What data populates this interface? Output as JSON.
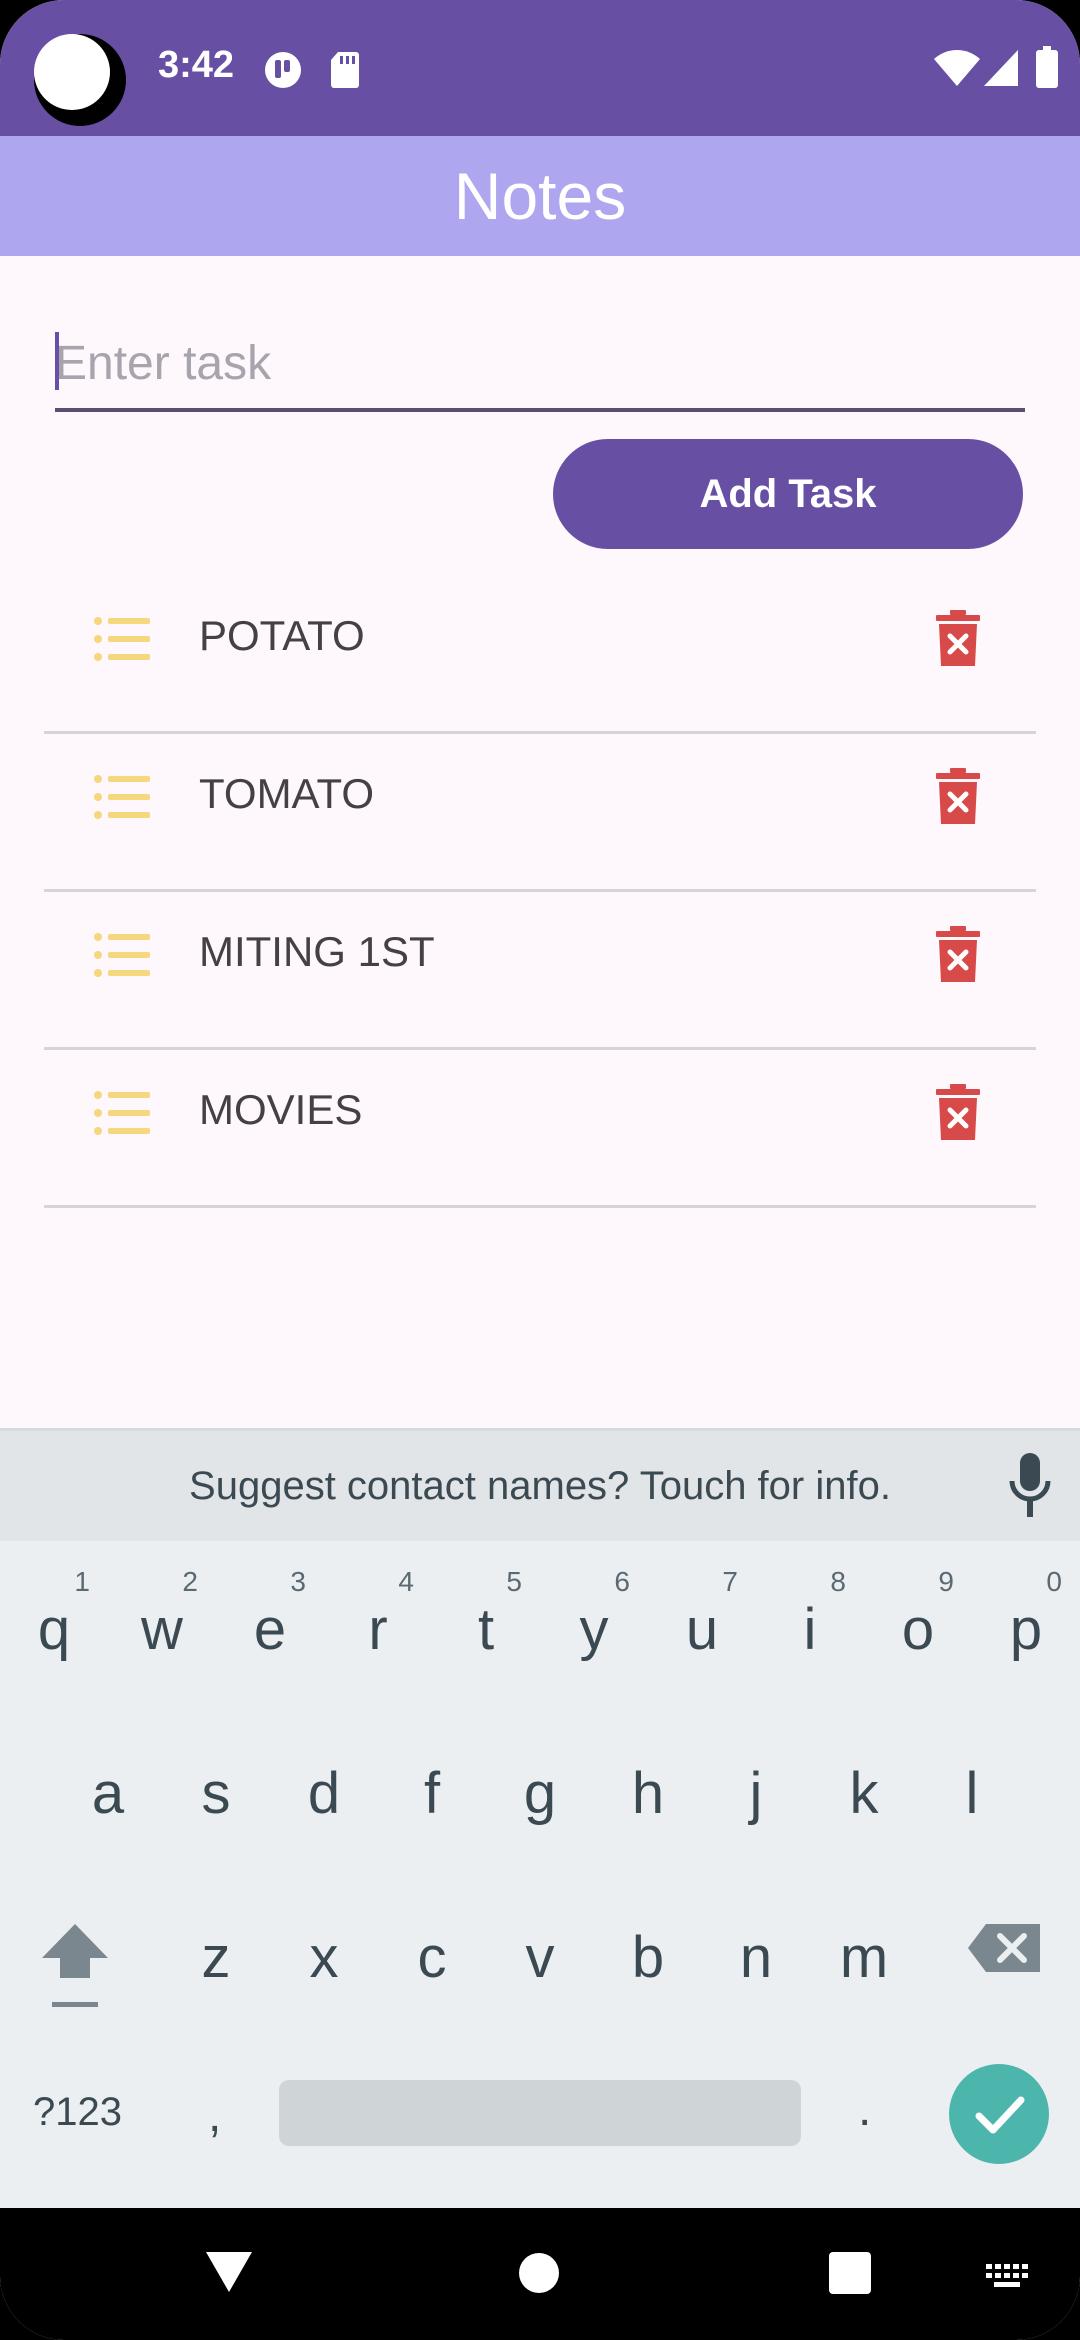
{
  "status_bar": {
    "time": "3:42",
    "icons": [
      "notification-icon",
      "sd-card-icon",
      "wifi-icon",
      "signal-icon",
      "battery-icon"
    ]
  },
  "app_bar": {
    "title": "Notes"
  },
  "task_input": {
    "placeholder": "Enter task",
    "value": ""
  },
  "add_button": {
    "label": "Add Task"
  },
  "tasks": [
    {
      "label": "POTATO",
      "icon": "list-icon",
      "action_icon": "delete-icon"
    },
    {
      "label": "TOMATO",
      "icon": "list-icon",
      "action_icon": "delete-icon"
    },
    {
      "label": "MITING 1ST",
      "icon": "list-icon",
      "action_icon": "delete-icon"
    },
    {
      "label": "MOVIES",
      "icon": "list-icon",
      "action_icon": "delete-icon"
    }
  ],
  "keyboard": {
    "suggestion": "Suggest contact names? Touch for info.",
    "row1": [
      "q",
      "w",
      "e",
      "r",
      "t",
      "y",
      "u",
      "i",
      "o",
      "p"
    ],
    "row1_hints": [
      "1",
      "2",
      "3",
      "4",
      "5",
      "6",
      "7",
      "8",
      "9",
      "0"
    ],
    "row2": [
      "a",
      "s",
      "d",
      "f",
      "g",
      "h",
      "j",
      "k",
      "l"
    ],
    "row3": [
      "z",
      "x",
      "c",
      "v",
      "b",
      "n",
      "m"
    ],
    "symbols_key": "?123",
    "comma_key": ",",
    "period_key": "."
  },
  "colors": {
    "status_bar": "#6750a4",
    "app_bar": "#aea6ef",
    "primary": "#6750a4",
    "list_icon": "#f5d77e",
    "delete_icon": "#d84a4a",
    "enter_key": "#4db6ac"
  }
}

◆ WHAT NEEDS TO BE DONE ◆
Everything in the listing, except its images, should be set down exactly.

◆ TASK ANSWER ◆
What data populates this interface? Output as JSON.
{
  "status_bar": {
    "time": "3:42",
    "icons": [
      "notification-icon",
      "sd-card-icon",
      "wifi-icon",
      "signal-icon",
      "battery-icon"
    ]
  },
  "app_bar": {
    "title": "Notes"
  },
  "task_input": {
    "placeholder": "Enter task",
    "value": ""
  },
  "add_button": {
    "label": "Add Task"
  },
  "tasks": [
    {
      "label": "POTATO",
      "icon": "list-icon",
      "action_icon": "delete-icon"
    },
    {
      "label": "TOMATO",
      "icon": "list-icon",
      "action_icon": "delete-icon"
    },
    {
      "label": "MITING 1ST",
      "icon": "list-icon",
      "action_icon": "delete-icon"
    },
    {
      "label": "MOVIES",
      "icon": "list-icon",
      "action_icon": "delete-icon"
    }
  ],
  "keyboard": {
    "suggestion": "Suggest contact names? Touch for info.",
    "row1": [
      "q",
      "w",
      "e",
      "r",
      "t",
      "y",
      "u",
      "i",
      "o",
      "p"
    ],
    "row1_hints": [
      "1",
      "2",
      "3",
      "4",
      "5",
      "6",
      "7",
      "8",
      "9",
      "0"
    ],
    "row2": [
      "a",
      "s",
      "d",
      "f",
      "g",
      "h",
      "j",
      "k",
      "l"
    ],
    "row3": [
      "z",
      "x",
      "c",
      "v",
      "b",
      "n",
      "m"
    ],
    "symbols_key": "?123",
    "comma_key": ",",
    "period_key": "."
  },
  "colors": {
    "status_bar": "#6750a4",
    "app_bar": "#aea6ef",
    "primary": "#6750a4",
    "list_icon": "#f5d77e",
    "delete_icon": "#d84a4a",
    "enter_key": "#4db6ac"
  }
}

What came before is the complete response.